But because the “Taiwan Card” has become a convenient currency in America politics, as the vain visit of Ms Pelosi has shown, the Taiwan question and its unification continue to drag as hotspot issue. Former German Chancellor Helmut Schmidt in his book on China was plainly factual when he wrote that “The problem of Taiwan originates in America.
The Chinese people are definitely willing to reach an agreement on Taiwan but America is against it. The Chinese people would even allow Taiwan to have its own army through, they don’t say this explicitly, I think they really would if it were to be made a condition of Taiwan becoming a nominal part of China; they would go further than, they did on the Hong Kong issue”.

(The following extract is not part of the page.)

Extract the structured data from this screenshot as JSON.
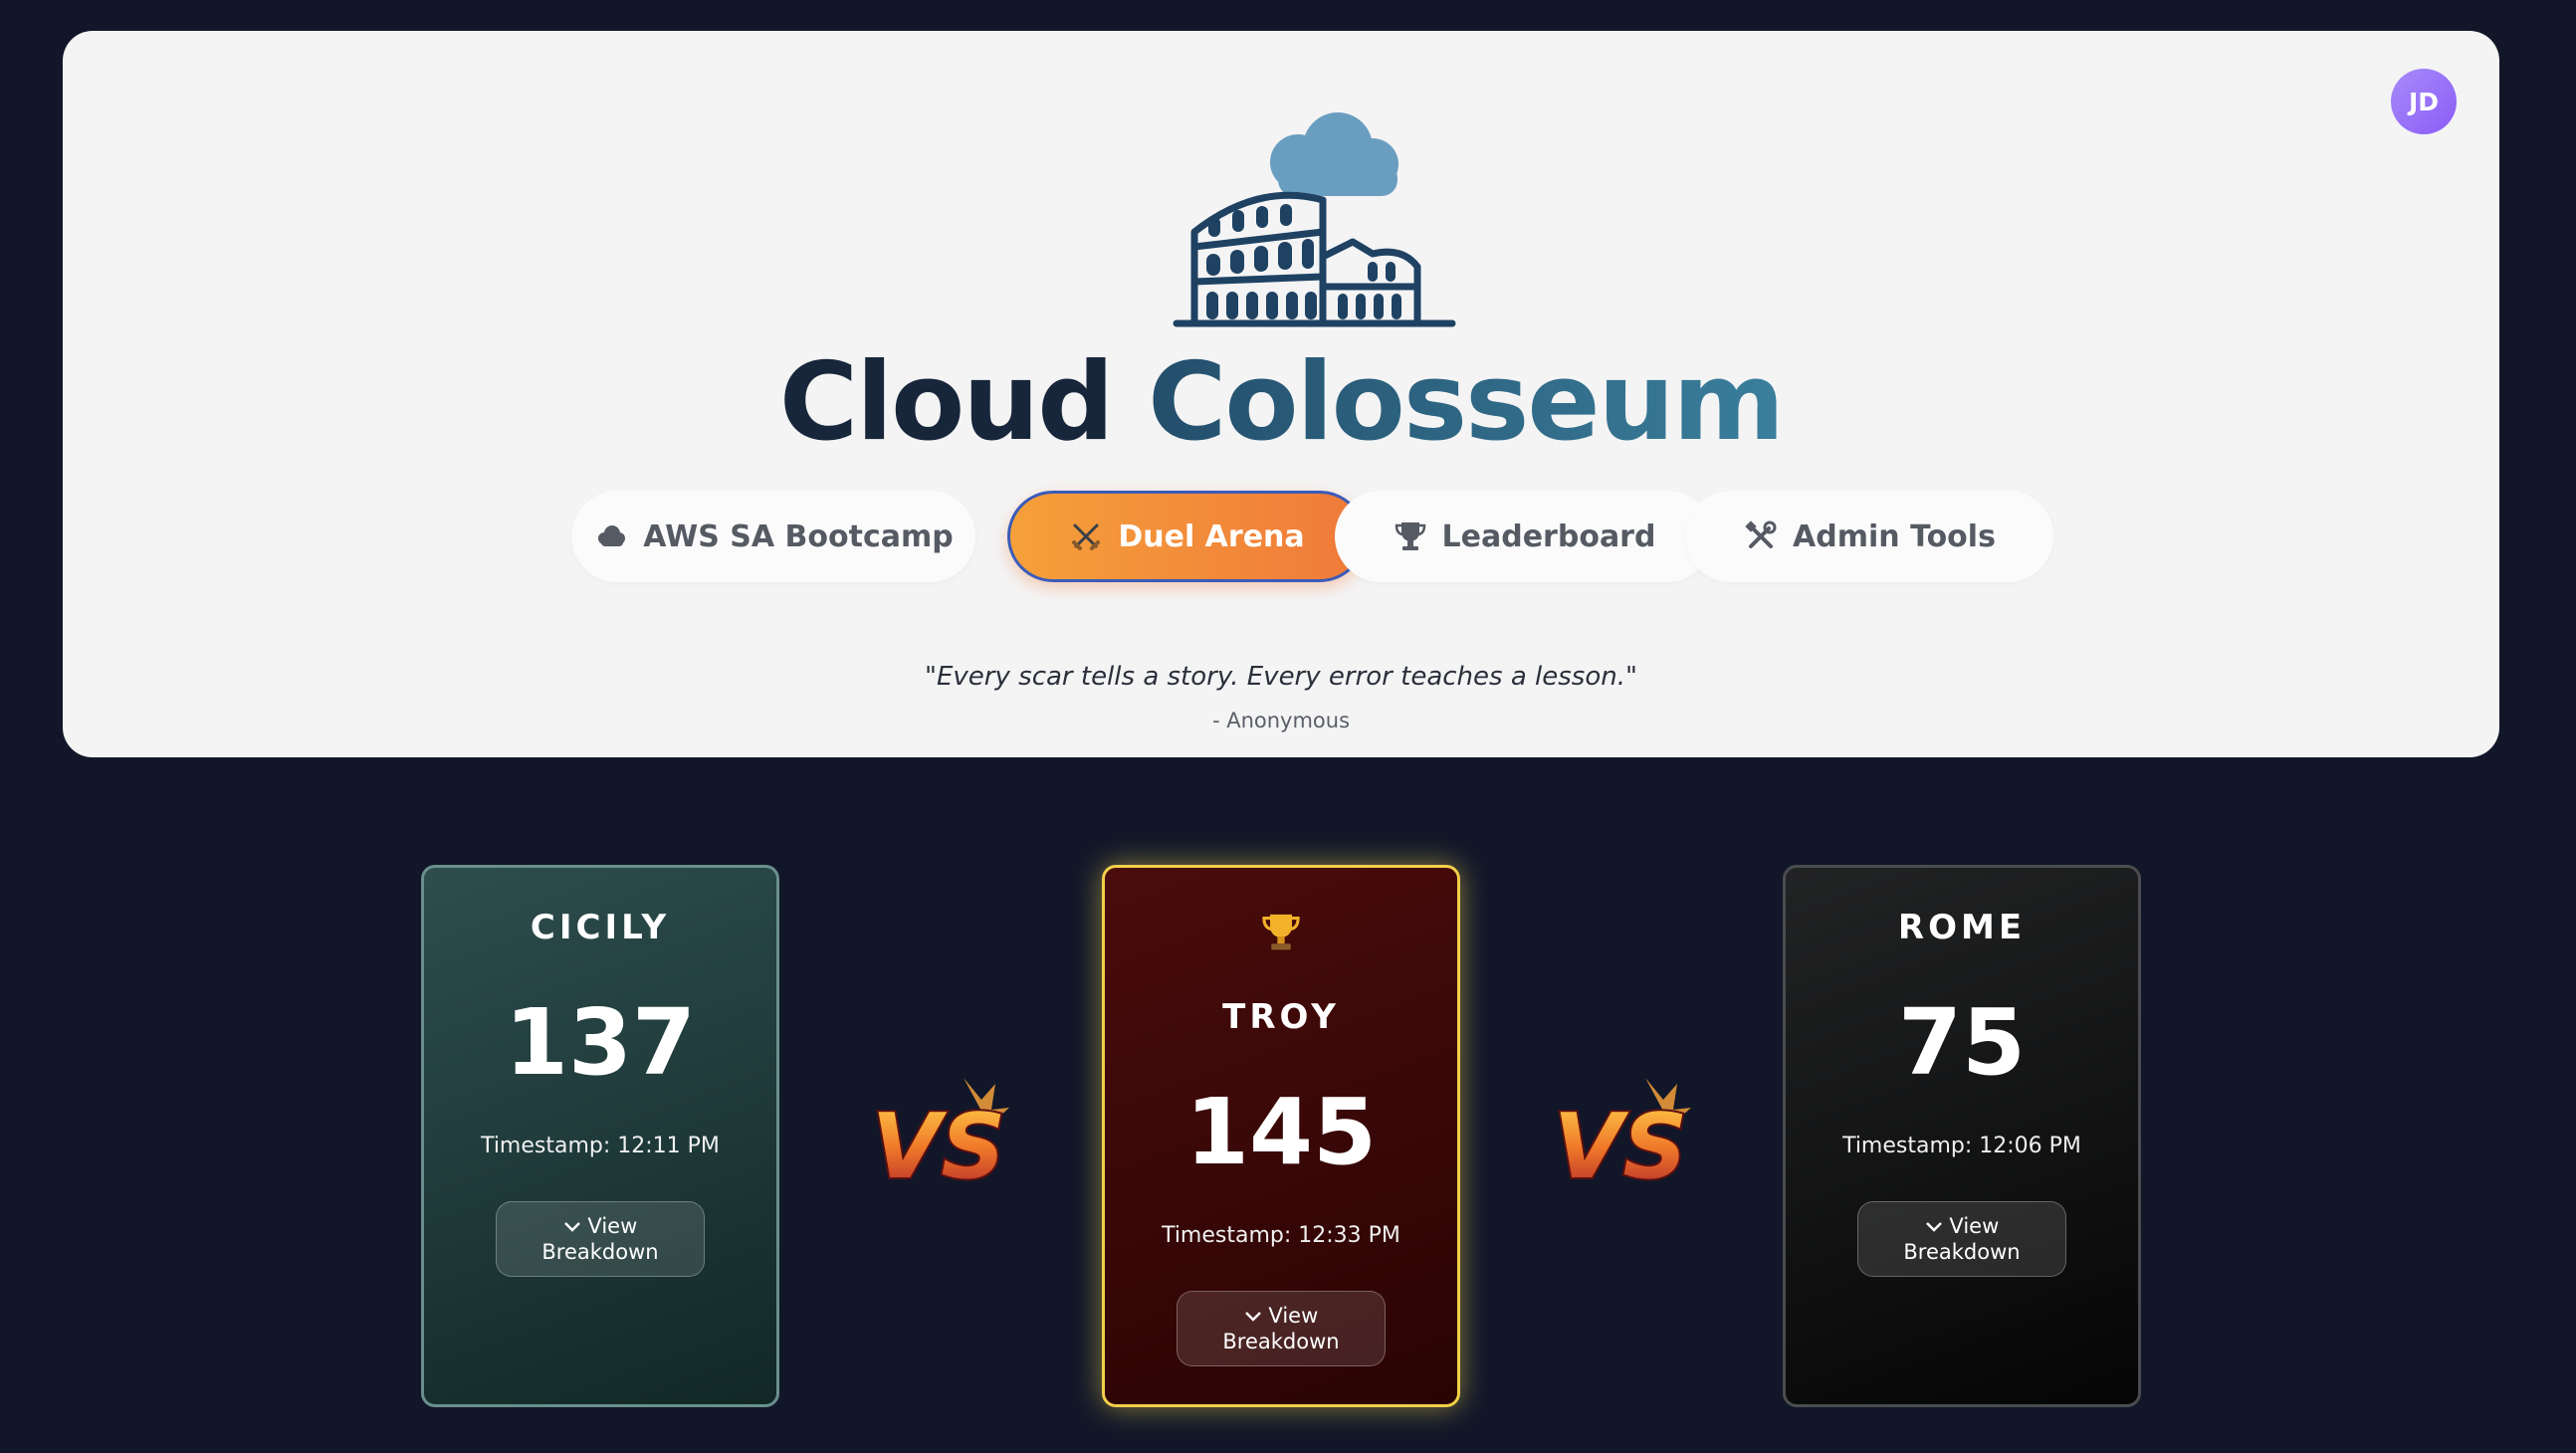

The flexibility of the China’s leadership to engage the Taiwan question and ultimately realize the will and wishes of all Chinese across the straits is an important contribution to peace and collective security in the world. Despite that the United States committed itself explicitly to one China policy as cornerstone of its bilateral relations with China, it allows itself the cynical comfort of what is called “strategic ambiguity”, to meddle in China’s internal affairs, playing the “Taiwan Card”. But the fact of Universal consensus of “one China principle” and its exemplary practice by nearly all the countries in the world and mainstreamed to the annals of the United Nations simply means that the U.S is not only isolated in its duplicity on the Taiwan question but undermines its own credibility as a major power invested with responsibility for major global problem solving.
Hyping “China’s possible invasion of Taiwan is absolutely a false flag as no country invades its own territory, but Beijing has not hidden the fact that it will not shy away from using military force to bring the separatists forces in Taiwan to their senses and deter whatever external forces that cajoles and nudges them on.
And this is a rational response to any threats to sovereignty and territorial integrity of any state in the world.
Onunaiju is a research director of an Abuja based think -tank.